Extracts from a letter from the Secretary of the Washington Engine Company No. 2 to the Board of Fire Commissioners, Riverhead Fire Department, November 13, 1980:

Dear Commissioners,
At the October Riverhead Town Fair, “The Ole Steamer” made its public debut. This was accomplished through many hours of labor by the Washington Engine Co., other Department members, Mr. Harry Farrell, and you, the Board. The Washington Engine Co. now asks the Board of Commissioners to re-assign the Steamer to our company. We have four qualified pumper operators and the company would like to bear the responsibility to maintain and have company control of this piece of equipment.
The Steamer committee, with Mr. Farrell’s advice, have been burning wood instead of coal in the steamer and hereby request a small supply of wood if there is any available at the proposed site of Fire Station No. 2 property.
Firematically yours,
Eliot C. Barth, Sec.
Washington Engine Co. #2.
 
Note: The steamer was in fact reassigned to the Washington Engine Co. No. 2 by the Fire Commissioners at their meeting on November 18, 1980.

Another letter, dated June 26, 1984, was addressed to the Ronkonkoma Fire District Board of Fire Commissioners from Riverhead Fire District.

Gentlemen:
This Board is appreciative that you authorized Mr. Harry Farrell to operate a steam pumper for the Riverhead Fire Department on a Mutual Aid response from the Ronkonkoma Fire Department whenever needed.
We wish to thank your Chief of Department for his excellent cooperation.
Fireman Harry Farrell conducted himself in such a manner that he was a credit to the Ronkonkoma Fire Department.
Sincerely,

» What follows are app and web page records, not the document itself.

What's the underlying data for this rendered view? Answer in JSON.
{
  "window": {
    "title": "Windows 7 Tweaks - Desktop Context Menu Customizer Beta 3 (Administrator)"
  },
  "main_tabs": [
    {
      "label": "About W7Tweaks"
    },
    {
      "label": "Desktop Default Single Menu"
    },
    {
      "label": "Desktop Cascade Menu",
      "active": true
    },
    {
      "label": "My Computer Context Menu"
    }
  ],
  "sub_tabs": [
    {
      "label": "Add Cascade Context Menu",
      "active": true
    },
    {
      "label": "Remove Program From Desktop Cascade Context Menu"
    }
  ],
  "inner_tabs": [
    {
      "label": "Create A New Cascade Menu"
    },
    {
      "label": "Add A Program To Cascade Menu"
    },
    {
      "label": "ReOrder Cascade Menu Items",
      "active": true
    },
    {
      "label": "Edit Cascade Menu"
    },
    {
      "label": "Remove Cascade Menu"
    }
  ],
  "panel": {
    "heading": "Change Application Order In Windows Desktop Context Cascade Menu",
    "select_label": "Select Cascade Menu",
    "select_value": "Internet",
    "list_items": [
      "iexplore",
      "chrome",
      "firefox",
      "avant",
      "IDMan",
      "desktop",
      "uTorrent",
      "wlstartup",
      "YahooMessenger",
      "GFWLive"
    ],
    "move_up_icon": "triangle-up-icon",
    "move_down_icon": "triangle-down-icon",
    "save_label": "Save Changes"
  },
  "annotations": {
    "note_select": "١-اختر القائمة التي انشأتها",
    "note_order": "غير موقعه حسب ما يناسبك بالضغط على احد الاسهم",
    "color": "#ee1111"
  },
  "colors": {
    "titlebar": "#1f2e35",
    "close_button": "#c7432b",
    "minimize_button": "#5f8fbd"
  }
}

John F. Guy, Chairman of the Board of Commissioners, Riverhead Fire District
 

Last Modified: March 15, 2010